Superb opportunities exist for you to gain industrial experience before you graduate. You can opt to add a year to your programme and spend this time with one of our industrial partners; usually between your second and third study years. You will gain relevant work experience, and earn money putting into practice the skills and knowledge gained from your degree.  Students on placement get involved in serious projects that ask difficult questions that require good scientific/engineering answers - and which often lead to sponsorship and/or the offer of a graduate job.

A rich vein of expertise will be available for you to tap into, not only through the University's Careers Network for more details see below, but from the School's own industrial liaison officer. From these professionals you will gain the skills to help you secure any of a range of placements from summer jobs to industrial years and, eventually, your graduate job.

Career destinations of previous graduates include:

  • BP, Aberdeen
  • Rolls Royce, Derby
  • Delcam,  Birmingham
  • Jaguar-Landrover, Coventry
  • Lotus,
  • Mercedes-Benz,
  • PA Consulting, London
  • MultiMetal Works, Malaysia
  • Atomic Weapons Establishment, Berkshire
  • Oxford Technologies, Oxford
  • RBCCM Banking, London
  • RBS, London
  • MOD
  • BAE Systems, Barrow in Furness
  • IBC Solar, Malaysia/Germany
  • Saudi Aramco, Saudi Arabia
  • Ball Packaging Europe, Wreham
  • Parsons
  • Vehicle Certification Agency, Birmingham
  • Porterbrook Railway Co - Rosco, Berkshire
  • AMEC, London
  • RAF
  • Petronas oil & Gas Company
  • British Army, Sandhurst
  • Zener Company, Iran
  • DFM Medical, Germany

University Careers Network

Preparation for your career should be one of the first things you think about as you start university. Whether you have a clear idea of where your future aspirations lie or want to consider the broad range of opportunities available once you have a Birmingham degree, our Careers Network can help you achieve your goal.

Our unique careers guidance service is tailored to your academic subject area, offering a specialised team (in each of the five academic colleges) who can give you expert advice. Our team source exclusive work experience opportunities to help you stand out amongst the competition, with mentoring, global internships and placements available to you. Once you have a career in your sights, one-to-one support with CVs and job applications will help give you the edge. 

And once you have a career in your sights, one-to-one support with CVs, interview practice and job applications will further help to give you the edge. In addition, our employer-endorsed, award-winning Personal Skills Award (PSA) recognises you extra-curricular activities, and provides an accredited employability programme designed to improve your career prospects. 

If you make the most of the wide range of services you will be able to develop your career from the moment you arrive.

Destinations of Leavers from Higher Education (DLHE) 2011/12

The DLHE survey is conducted 6 months after graduation.

Examples of occupations

  • Aerospace Engineer
  • Auditor
  • Calibration Engineer
  • Design Engineer
  • Engineer
  • Engineering Officer Cadet
  • Financial Analyst
  • IT Consultant
  • Mechanical Engineer
  • Project Engineer

Further study - examples of courses

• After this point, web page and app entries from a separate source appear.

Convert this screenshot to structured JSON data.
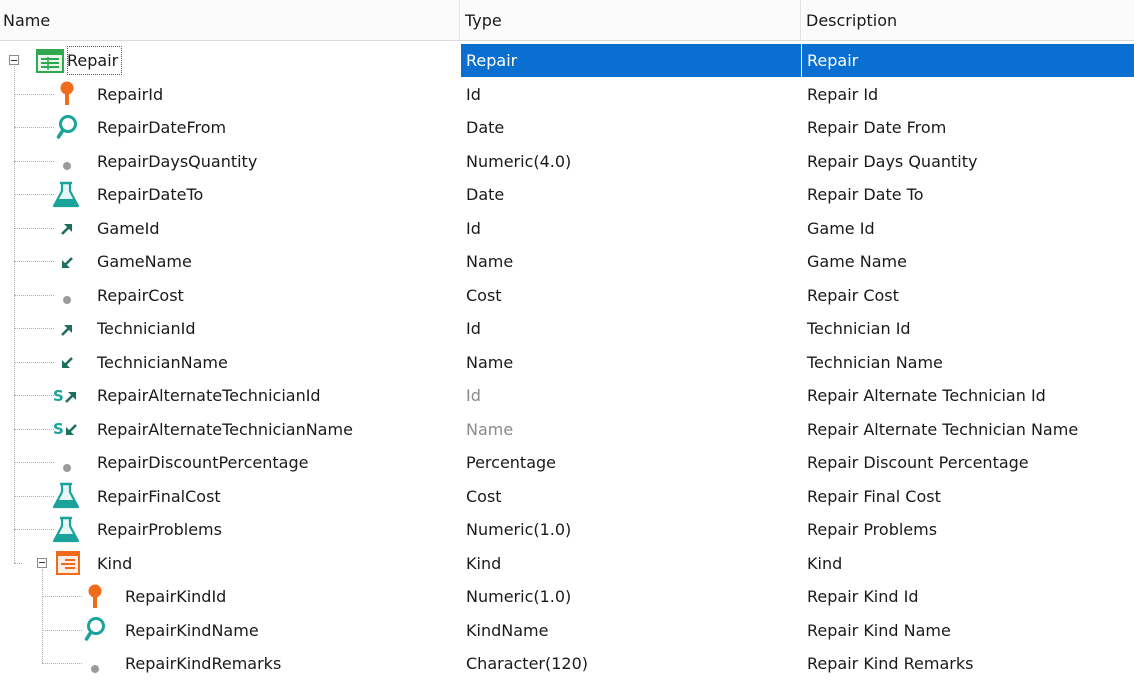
{
  "columns": {
    "name": "Name",
    "type": "Type",
    "description": "Description"
  },
  "rows": [
    {
      "name": "Repair",
      "type": "Repair",
      "description": "Repair",
      "icon": "transaction-icon",
      "level": 0,
      "selected": true,
      "expandable": true
    },
    {
      "name": "RepairId",
      "type": "Id",
      "description": "Repair Id",
      "icon": "key-icon",
      "level": 1
    },
    {
      "name": "RepairDateFrom",
      "type": "Date",
      "description": "Repair Date From",
      "icon": "candidate-key-icon",
      "level": 1
    },
    {
      "name": "RepairDaysQuantity",
      "type": "Numeric(4.0)",
      "description": "Repair Days Quantity",
      "icon": "attribute-dot-icon",
      "level": 1
    },
    {
      "name": "RepairDateTo",
      "type": "Date",
      "description": "Repair Date To",
      "icon": "formula-flask-icon",
      "level": 1
    },
    {
      "name": "GameId",
      "type": "Id",
      "description": "Game Id",
      "icon": "foreign-key-arrow-icon",
      "level": 1
    },
    {
      "name": "GameName",
      "type": "Name",
      "description": "Game Name",
      "icon": "inferred-arrow-icon",
      "level": 1
    },
    {
      "name": "RepairCost",
      "type": "Cost",
      "description": "Repair Cost",
      "icon": "attribute-dot-icon",
      "level": 1
    },
    {
      "name": "TechnicianId",
      "type": "Id",
      "description": "Technician Id",
      "icon": "foreign-key-arrow-icon",
      "level": 1
    },
    {
      "name": "TechnicianName",
      "type": "Name",
      "description": "Technician Name",
      "icon": "inferred-arrow-icon",
      "level": 1
    },
    {
      "name": "RepairAlternateTechnicianId",
      "type": "Id",
      "description": "Repair Alternate Technician Id",
      "icon": "subtype-foreign-key-icon",
      "level": 1,
      "muted": true
    },
    {
      "name": "RepairAlternateTechnicianName",
      "type": "Name",
      "description": "Repair Alternate Technician Name",
      "icon": "subtype-inferred-icon",
      "level": 1,
      "muted": true
    },
    {
      "name": "RepairDiscountPercentage",
      "type": "Percentage",
      "description": "Repair Discount Percentage",
      "icon": "attribute-dot-icon",
      "level": 1
    },
    {
      "name": "RepairFinalCost",
      "type": "Cost",
      "description": "Repair Final Cost",
      "icon": "formula-flask-icon",
      "level": 1
    },
    {
      "name": "RepairProblems",
      "type": "Numeric(1.0)",
      "description": "Repair Problems",
      "icon": "formula-flask-icon",
      "level": 1
    },
    {
      "name": "Kind",
      "type": "Kind",
      "description": "Kind",
      "icon": "level-icon",
      "level": 1,
      "expandable": true
    },
    {
      "name": "RepairKindId",
      "type": "Numeric(1.0)",
      "description": "Repair Kind Id",
      "icon": "key-icon",
      "level": 2
    },
    {
      "name": "RepairKindName",
      "type": "KindName",
      "description": "Repair Kind Name",
      "icon": "candidate-key-icon",
      "level": 2
    },
    {
      "name": "RepairKindRemarks",
      "type": "Character(120)",
      "description": "Repair Kind Remarks",
      "icon": "attribute-dot-icon",
      "level": 2
    }
  ],
  "colors": {
    "selection": "#0a6fd1",
    "key": "#f26b1d",
    "teal": "#1aa39a",
    "transaction": "#2fa84f",
    "level": "#f26b1d",
    "dot": "#9a9a9a",
    "arrow": "#1f6e62"
  }
}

  • MSc Automotive Engineering
  • MSc Computer Science
  • MSc Environment and Sustainable Technologies
  • MSc Industrial Product Design
  • MSc Physics
  • PGCE Mathematics
  • PhD Aerospace Engineering
  • PhD Biomedical Engineering
  • PhD Manufacturing and Mechanical Engineering

Visit the Careers section of the University website for further information.

Professional accreditation

This programme is fully accredited by the Institution of Mechanical Engineers (IMechE).

BEng (Hons): This course is recognised by the Engineering Council for the purposes of meeting in full the academic requirement for IEng and in part for CEng.